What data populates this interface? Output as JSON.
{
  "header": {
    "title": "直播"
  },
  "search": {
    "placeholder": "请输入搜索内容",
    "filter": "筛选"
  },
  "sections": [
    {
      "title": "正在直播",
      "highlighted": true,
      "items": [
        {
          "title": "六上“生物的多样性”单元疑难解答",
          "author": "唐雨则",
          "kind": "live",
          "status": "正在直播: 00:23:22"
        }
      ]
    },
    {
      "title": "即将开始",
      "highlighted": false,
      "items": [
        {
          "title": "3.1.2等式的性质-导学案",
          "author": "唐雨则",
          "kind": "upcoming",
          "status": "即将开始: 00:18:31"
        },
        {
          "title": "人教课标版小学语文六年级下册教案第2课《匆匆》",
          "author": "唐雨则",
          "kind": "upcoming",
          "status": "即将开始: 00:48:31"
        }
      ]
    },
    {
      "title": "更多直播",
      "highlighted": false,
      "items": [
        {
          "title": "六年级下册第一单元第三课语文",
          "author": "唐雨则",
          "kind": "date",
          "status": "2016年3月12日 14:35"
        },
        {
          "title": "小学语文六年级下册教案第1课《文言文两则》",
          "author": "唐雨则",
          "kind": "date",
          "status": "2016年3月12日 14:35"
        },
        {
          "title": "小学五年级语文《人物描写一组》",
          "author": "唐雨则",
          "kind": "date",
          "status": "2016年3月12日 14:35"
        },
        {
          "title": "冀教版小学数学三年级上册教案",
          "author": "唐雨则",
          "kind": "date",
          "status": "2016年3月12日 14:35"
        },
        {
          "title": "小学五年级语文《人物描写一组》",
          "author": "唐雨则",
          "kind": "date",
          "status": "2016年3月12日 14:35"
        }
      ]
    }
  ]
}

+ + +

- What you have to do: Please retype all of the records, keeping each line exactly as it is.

- Task result:
What data populates this interface? Output as JSON.
{
  "header": {
    "title": "直播"
  },
  "search": {
    "placeholder": "请输入搜索内容",
    "filter": "筛选"
  },
  "sections": [
    {
      "title": "正在直播",
      "highlighted": true,
      "items": [
        {
          "title": "六上“生物的多样性”单元疑难解答",
          "author": "唐雨则",
          "kind": "live",
          "status": "正在直播: 00:23:22"
        }
      ]
    },
    {
      "title": "即将开始",
      "highlighted": false,
      "items": [
        {
          "title": "3.1.2等式的性质-导学案",
          "author": "唐雨则",
          "kind": "upcoming",
          "status": "即将开始: 00:18:31"
        },
        {
          "title": "人教课标版小学语文六年级下册教案第2课《匆匆》",
          "author": "唐雨则",
          "kind": "upcoming",
          "status": "即将开始: 00:48:31"
        }
      ]
    },
    {
      "title": "更多直播",
      "highlighted": false,
      "items": [
        {
          "title": "六年级下册第一单元第三课语文",
          "author": "唐雨则",
          "kind": "date",
          "status": "2016年3月12日 14:35"
        },
        {
          "title": "小学语文六年级下册教案第1课《文言文两则》",
          "author": "唐雨则",
          "kind": "date",
          "status": "2016年3月12日 14:35"
        },
        {
          "title": "小学五年级语文《人物描写一组》",
          "author": "唐雨则",
          "kind": "date",
          "status": "2016年3月12日 14:35"
        },
        {
          "title": "冀教版小学数学三年级上册教案",
          "author": "唐雨则",
          "kind": "date",
          "status": "2016年3月12日 14:35"
        },
        {
          "title": "小学五年级语文《人物描写一组》",
          "author": "唐雨则",
          "kind": "date",
          "status": "2016年3月12日 14:35"
        }
      ]
    }
  ]
}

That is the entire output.